Shifting norms of governance, civil and martial unrest, and anxiety about the fate of the world: these pressing concerns of today were also prominent in the narrative prose of late-eleventh- through early-fifteenth-century Japan. In the case of the latter, this was nowhere more visible than in the outpouring of historiographic Mirrors, works that sought to impose textual order on real-world instability. So authoritative was the genre perceived to be that over roughly three and a half centuries, court sympathizers, bakufu partisans, and even thinkers who seemingly despaired of all contemporary institutions turned to it repeatedly to promote their particular claims to authoritative understandings of the world.
Today, however, while works labeled as “historical tales” or “war tales” are often treated as preeminent forms of medieval narrative, the Mirror genre as such is largely unrecognized. In this talk, I argue for the necessity of an alternative to the more familiar classification of medieval writing in terms of shared linguistic, formal, and content-related features. Instead, reading the Mirrors together demonstrates that we can productively think about a medieval Japanese genre based on a set of shared intellectual commitments: beliefs in the importance of narrative setting, the performative function of language selection, and historical change as subject to cosmological logic.

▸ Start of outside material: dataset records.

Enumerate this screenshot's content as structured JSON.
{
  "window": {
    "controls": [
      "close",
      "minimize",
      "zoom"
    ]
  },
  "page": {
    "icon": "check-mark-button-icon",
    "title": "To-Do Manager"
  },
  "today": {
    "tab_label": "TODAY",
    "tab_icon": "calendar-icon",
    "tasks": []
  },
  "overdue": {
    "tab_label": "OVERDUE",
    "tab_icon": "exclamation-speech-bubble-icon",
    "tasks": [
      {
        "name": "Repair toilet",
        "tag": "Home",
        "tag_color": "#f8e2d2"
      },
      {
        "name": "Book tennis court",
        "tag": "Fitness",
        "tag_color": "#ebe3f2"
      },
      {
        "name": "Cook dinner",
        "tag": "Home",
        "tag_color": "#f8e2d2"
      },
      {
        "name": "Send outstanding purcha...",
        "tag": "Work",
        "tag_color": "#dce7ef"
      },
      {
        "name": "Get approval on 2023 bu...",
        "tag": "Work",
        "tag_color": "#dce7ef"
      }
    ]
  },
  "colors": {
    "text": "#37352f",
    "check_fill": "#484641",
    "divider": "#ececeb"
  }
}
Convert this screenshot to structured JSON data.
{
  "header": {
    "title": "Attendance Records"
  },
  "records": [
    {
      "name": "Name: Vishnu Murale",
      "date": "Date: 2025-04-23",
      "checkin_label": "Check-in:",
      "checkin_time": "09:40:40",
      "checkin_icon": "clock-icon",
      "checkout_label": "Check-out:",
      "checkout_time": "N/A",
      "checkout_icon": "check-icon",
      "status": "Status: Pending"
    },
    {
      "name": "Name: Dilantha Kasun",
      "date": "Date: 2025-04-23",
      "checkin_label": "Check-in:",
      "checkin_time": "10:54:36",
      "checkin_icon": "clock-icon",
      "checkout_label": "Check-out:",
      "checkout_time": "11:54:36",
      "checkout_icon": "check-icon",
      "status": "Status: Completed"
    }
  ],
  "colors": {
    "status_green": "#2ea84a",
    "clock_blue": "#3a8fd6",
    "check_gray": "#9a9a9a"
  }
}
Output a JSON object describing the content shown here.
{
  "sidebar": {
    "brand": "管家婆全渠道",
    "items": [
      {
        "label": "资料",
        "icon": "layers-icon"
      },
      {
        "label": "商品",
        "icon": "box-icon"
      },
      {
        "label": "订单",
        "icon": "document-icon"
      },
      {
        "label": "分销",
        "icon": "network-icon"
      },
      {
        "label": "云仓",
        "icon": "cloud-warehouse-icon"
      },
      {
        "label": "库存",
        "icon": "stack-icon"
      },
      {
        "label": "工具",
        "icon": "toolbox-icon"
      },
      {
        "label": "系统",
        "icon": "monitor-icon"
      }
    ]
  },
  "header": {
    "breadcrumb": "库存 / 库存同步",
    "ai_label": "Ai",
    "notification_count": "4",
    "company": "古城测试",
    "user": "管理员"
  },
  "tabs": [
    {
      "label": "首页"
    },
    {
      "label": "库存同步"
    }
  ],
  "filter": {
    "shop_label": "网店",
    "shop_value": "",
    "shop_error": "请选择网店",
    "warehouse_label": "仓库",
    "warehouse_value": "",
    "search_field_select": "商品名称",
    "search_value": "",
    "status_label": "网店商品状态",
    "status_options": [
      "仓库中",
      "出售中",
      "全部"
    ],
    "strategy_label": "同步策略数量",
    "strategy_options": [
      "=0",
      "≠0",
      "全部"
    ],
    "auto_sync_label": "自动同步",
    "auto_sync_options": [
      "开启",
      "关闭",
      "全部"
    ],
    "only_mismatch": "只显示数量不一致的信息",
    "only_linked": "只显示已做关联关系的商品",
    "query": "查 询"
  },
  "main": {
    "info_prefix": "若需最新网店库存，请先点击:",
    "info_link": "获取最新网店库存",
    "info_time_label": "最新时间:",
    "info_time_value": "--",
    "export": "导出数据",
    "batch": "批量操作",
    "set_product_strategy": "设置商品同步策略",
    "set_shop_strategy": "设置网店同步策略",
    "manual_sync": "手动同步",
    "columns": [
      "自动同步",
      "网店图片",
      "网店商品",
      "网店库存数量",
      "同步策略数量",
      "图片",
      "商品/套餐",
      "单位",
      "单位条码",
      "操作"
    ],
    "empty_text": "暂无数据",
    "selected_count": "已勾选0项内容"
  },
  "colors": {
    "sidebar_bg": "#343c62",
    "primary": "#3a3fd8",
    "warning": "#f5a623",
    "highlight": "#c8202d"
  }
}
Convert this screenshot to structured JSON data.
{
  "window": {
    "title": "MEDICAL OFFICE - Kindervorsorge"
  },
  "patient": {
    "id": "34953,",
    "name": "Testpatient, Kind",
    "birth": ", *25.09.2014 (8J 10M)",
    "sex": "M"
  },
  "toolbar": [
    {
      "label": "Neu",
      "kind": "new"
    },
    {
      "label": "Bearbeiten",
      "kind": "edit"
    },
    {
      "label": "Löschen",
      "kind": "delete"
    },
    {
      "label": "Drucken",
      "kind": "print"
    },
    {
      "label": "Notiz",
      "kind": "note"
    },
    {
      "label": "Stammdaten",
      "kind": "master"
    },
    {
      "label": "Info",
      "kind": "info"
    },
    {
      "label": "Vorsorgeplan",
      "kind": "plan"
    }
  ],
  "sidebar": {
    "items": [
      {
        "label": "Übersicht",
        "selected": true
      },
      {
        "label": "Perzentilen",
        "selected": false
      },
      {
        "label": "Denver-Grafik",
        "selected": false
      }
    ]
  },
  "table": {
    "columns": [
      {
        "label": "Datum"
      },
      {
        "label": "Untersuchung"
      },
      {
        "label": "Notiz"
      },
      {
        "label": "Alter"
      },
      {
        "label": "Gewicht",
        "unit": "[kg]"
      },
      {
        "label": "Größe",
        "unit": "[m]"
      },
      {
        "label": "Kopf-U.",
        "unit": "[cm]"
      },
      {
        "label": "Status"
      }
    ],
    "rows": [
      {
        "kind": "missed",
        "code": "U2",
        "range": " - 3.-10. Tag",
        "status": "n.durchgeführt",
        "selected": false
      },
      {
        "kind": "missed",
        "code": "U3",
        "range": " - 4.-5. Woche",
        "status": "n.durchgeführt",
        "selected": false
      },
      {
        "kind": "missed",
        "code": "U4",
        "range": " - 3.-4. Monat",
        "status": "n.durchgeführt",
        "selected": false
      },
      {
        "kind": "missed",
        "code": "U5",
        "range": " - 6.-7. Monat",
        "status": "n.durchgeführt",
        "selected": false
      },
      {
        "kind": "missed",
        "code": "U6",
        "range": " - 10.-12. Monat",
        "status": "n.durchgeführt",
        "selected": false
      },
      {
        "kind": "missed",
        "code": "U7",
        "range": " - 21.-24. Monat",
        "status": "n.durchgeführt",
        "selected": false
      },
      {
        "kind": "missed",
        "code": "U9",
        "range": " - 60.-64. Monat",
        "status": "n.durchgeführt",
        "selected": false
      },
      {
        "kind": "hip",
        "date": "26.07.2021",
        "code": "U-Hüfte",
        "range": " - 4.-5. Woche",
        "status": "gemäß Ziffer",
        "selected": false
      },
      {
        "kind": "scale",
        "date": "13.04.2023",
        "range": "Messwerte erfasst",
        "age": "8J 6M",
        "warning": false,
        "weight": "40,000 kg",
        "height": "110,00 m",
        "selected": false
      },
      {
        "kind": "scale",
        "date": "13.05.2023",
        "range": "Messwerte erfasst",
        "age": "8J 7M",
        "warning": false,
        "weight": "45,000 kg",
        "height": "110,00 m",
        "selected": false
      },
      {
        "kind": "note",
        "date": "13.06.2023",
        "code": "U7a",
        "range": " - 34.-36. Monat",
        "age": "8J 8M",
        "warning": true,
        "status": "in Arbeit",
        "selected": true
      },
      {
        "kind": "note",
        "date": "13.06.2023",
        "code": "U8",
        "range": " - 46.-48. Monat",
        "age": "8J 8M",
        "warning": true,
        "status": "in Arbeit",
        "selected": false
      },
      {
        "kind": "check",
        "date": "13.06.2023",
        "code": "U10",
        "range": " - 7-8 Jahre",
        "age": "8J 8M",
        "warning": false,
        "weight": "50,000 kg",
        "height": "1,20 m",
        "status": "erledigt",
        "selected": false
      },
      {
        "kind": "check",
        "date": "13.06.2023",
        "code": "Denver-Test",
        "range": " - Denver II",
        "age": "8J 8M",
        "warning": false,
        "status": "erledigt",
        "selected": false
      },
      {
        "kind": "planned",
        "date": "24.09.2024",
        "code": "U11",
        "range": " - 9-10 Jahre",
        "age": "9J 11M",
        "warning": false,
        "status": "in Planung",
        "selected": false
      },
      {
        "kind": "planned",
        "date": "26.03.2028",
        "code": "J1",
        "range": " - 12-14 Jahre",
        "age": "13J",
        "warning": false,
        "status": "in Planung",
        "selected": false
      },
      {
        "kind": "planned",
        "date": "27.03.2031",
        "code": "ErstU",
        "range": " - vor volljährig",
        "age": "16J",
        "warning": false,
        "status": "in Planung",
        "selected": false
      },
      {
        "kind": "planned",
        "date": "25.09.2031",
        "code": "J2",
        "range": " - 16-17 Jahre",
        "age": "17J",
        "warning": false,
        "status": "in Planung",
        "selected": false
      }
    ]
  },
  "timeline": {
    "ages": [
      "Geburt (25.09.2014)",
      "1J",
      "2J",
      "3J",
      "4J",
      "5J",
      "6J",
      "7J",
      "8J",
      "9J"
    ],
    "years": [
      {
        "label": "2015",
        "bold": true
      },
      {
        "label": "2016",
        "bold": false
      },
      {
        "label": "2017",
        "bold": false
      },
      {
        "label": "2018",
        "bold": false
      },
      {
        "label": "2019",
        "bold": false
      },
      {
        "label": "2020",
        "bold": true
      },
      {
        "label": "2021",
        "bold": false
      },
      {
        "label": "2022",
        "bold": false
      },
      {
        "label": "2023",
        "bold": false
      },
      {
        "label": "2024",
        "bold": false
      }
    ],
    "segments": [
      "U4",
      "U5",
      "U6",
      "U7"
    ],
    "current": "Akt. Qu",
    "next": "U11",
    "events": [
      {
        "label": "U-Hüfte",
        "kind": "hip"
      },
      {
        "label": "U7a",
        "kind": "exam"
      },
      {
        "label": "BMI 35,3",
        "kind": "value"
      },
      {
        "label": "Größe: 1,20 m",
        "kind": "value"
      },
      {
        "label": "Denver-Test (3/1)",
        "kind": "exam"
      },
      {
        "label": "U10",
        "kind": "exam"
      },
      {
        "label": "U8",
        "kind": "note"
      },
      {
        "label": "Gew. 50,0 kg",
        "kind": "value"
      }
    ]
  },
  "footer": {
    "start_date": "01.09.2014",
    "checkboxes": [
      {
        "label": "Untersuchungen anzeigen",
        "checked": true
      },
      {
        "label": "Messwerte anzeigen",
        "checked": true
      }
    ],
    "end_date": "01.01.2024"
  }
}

Such an approach allows us to better understand how medieval thinkers understood the world around them and their place in it, often in ways that resonate well beyond the socio-historic, cultural, and linguistic specificity of their texts.
Erin L. Brightwell is Assistant Professor of Pre-modern Japanese Literature at the University of Michigan. She holds an MA in Chinese from the University of Washington (2007) and a PhD in Classical Japanese Literature from Princeton University (2014). Her recent publications include Reflecting the Past: Place, Language, and Principle in Japan’s Medieval Mirror Genre (Harvard Asia Center, 2020), and “Making Meaning: Lexical Glosses as Interpretive Interventions in the Kakaishō,” Journal of Japanese Studies (2021). Her current research is on medieval Japanese narrative strategies and twentieth-century text-based intercultural “encounters” between Japan, Germany, and Taiwan.